For my inaugural blog post, I’m going to give my assessment of the Apple's new iOS 7 user interface changes. iOS 7 is scheduled to be released later this month but as a registered iOS developer I've been running the new operating system on my iPhone 4 and iPad 3 since the beta was released in June. I am currently running the Release 6 beta. Changes to the design were a cornerstone of the new version and, like some of you, I listened to Johnny Ive's comments about the design and quote, "true simplicity" of the new operating system which I have included here (roll video):
I should add that I've owned both an iPhone and an iPad since the day they were released in 2007 and 2010, respectively, so my comments will be most relevant to long time Apple mobile users.
1. Apple has replaced many of the icons we have gotten used to. What happened to my favorite icons? The Settings button doesn't look the same, neither does Notes and Contacts; it's totally different. If you have read anything about iOS design philosophy you know that Apple is moving from the current skeuomorphic, aka raised buttons design, to flatter, more realistic and minimalist icons. I’m all in favor of the flattening of images because they lend themselves to various form factors – from your desktop monitor to your smart phone to your future smart watch. They do look different for the first few days but you get used to it. My issue is that I was forced to spend time trying to find icons I have grown familiar with over the last six years. Couldn't these icons have been flattened and yet still retain the same color schemes?? All I can say is that my eyes were off the road for several seconds in the weeks after I upgraded. I won't be surprised if the accident rate goes up a notch in the first few weeks after its release.

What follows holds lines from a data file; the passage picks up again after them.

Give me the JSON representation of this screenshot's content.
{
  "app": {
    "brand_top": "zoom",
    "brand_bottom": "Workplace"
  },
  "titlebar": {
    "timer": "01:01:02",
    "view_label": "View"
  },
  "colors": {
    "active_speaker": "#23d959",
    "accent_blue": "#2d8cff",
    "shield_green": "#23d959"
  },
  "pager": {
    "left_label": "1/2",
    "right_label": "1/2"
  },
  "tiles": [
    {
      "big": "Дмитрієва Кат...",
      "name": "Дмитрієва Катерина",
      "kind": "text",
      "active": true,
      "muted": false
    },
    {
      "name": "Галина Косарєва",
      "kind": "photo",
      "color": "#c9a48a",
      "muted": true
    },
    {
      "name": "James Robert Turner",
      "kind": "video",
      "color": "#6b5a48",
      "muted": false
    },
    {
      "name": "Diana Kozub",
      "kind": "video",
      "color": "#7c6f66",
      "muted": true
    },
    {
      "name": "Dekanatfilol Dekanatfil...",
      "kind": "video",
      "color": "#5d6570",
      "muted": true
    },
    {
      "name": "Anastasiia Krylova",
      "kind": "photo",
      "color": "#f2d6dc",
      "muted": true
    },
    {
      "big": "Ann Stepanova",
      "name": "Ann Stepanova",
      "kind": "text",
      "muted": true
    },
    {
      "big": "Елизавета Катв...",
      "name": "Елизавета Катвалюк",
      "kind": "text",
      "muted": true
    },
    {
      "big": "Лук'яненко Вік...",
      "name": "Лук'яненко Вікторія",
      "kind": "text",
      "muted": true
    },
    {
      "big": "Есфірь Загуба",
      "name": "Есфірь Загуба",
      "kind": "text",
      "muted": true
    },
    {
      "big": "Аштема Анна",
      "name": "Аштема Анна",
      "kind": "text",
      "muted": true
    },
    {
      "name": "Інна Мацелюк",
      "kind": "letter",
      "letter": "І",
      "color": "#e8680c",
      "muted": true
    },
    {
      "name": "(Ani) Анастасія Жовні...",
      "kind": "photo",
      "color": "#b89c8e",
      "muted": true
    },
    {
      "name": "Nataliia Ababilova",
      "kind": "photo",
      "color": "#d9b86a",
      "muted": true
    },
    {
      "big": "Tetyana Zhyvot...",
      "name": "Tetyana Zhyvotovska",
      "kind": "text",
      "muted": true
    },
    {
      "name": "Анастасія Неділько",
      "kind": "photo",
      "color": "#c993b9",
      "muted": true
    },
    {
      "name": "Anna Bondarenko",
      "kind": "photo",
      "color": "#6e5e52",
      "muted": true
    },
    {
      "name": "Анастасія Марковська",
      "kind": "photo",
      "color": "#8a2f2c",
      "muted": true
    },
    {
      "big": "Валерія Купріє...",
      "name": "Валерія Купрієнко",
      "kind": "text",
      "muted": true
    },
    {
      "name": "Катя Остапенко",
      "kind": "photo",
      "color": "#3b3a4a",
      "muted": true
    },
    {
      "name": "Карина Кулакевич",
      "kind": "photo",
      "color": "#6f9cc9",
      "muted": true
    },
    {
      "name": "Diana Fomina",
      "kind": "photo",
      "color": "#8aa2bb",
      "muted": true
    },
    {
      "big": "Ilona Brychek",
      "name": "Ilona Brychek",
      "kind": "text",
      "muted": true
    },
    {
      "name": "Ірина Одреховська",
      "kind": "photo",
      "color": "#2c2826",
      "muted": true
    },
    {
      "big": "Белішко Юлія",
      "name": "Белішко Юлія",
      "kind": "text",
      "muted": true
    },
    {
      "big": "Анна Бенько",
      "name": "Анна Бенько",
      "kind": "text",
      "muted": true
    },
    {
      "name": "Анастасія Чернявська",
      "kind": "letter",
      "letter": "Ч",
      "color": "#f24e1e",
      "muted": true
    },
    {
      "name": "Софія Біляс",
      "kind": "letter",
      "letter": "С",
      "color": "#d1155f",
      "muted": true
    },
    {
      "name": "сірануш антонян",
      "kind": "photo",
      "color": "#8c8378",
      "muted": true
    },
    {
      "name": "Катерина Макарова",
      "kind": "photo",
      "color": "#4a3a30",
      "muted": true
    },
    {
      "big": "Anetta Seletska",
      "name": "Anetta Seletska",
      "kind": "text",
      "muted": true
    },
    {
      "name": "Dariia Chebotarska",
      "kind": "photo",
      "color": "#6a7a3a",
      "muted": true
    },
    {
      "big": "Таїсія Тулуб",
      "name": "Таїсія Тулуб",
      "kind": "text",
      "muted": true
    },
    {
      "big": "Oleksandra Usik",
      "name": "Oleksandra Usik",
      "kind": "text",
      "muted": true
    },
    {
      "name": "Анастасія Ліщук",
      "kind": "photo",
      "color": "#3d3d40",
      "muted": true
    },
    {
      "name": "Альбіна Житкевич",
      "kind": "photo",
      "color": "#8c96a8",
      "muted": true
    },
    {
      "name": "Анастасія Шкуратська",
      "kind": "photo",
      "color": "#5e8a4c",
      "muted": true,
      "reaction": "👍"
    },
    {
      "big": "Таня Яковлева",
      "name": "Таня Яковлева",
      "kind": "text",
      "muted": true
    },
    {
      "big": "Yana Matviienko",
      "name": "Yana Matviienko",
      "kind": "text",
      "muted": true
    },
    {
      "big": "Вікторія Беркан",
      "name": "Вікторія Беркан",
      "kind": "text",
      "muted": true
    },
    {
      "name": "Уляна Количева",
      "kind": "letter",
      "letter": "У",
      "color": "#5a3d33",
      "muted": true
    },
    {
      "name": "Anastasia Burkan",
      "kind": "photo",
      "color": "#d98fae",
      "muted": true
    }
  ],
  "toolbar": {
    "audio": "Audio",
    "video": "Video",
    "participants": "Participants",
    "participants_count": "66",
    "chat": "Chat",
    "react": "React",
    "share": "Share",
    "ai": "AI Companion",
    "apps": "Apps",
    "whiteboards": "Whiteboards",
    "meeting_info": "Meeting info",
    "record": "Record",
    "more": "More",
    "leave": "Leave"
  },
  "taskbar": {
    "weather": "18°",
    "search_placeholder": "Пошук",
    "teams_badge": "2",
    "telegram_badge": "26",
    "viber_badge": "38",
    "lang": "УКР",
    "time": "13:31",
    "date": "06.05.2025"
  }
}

|Many icons look different|
2. The gesture to get to Search is now a downward swipe. For six years I have been swiping left to right on my home screen to get to Search. Six years! Now all of a sudden that doesn't work. It’s now a downward swipe. The win is that it works on any screen, not just the Home Screen. But be careful; swipe too close to the top and you get the Notifications drop down. Since left to right swipe on the Home screen does nothing now, my solution would have been for Apple to simply leave left the left to right swipe on the home screen and allowed us to get to Search the way we always have.
3. The settings upward swipe affects scrolling. This is a new feature, pictured in the image on the right below, that gives you quick access to frequently used settings. But it ends up displaying the frequently used settings way too often. For example when I am scrolling through any long article or other piece of content that has a scroll bar. Unless you are being careful, you will often "accidentally" swipe too high or too low. In general the swipes need to be improved or it becomes an exercise in futility, especially when reading articles on the small screens of your iPhone or iPod. My solution for both up and down swipes would be to limit the area to the middle part of the screen. By having it work right up to the right most edge, swipe up and swipe down needlessly affect scroll bars.
4. There are two different color schemes for ON and OFF. The settings section of iOS 7 is pretty clear; green means ON and white means OFF. But in the quick access area, black means ON and white means OFF. You can see the differences in the screen shot below. Why not just stick with good old green and white in both places and be consistent? Months later I still have to remind myself which color means ON…black or white.
|On/Off icons are inconsistent|
5. Shutting down an app requires a new gesture. Double click the Home button and just like before a list of apps that are running appears. But the little red Close button in the top left of each app window is no longer there. Instead, in order to get the app to close, you have to swipe the window up and away. Now this action might be simpler to Johnny and his band of merry UI purists, but to me it takes more finger motion and therefore more time to close an app. And more time to do anything plus increasing the risk of carpal tunnel syndrome trumps design. Would it be that difficult to keep the little close app button instead of getting rid of it?
6. The minimum brightness is still not dim enough. Okay, I admit it, this is nothing new with iOS 7. But just for once can we get dim to go dimmer. Does no one on the Apple design team ever read their email or surf the web in a pitch black situation? I tend to read my email 24/7 and definitely when I wake up overnight. Even at the dimmest brightness level my iPhone and iPad it is so bright that I have to squint plus it disturbs my wife. It's like a freaking flashlight. Seems like allowing super dim would be super easy, save battery life, and something they would have resolved by now. Would make this dimwitted person happy!
So that's about it and the common theme is most of these changes made me less efficient. I also have four iOS devices at home and some can't be upgraded, so that doesn't help either. What I’ve always loved about Apple iOS devices is their simplicity; as a user I've never had to read a manual when a new device or a new patch has been released. With iOS 7, several things that have worked a certain way for years have suddenly stopped working. Having to spend time finding something or actually having to look up the solution is mildly annoying.
I could ramble on about other things that bothered me. But I would be remiss if I failed to mention some great improvements. So please join me next week when I comment on what I like best.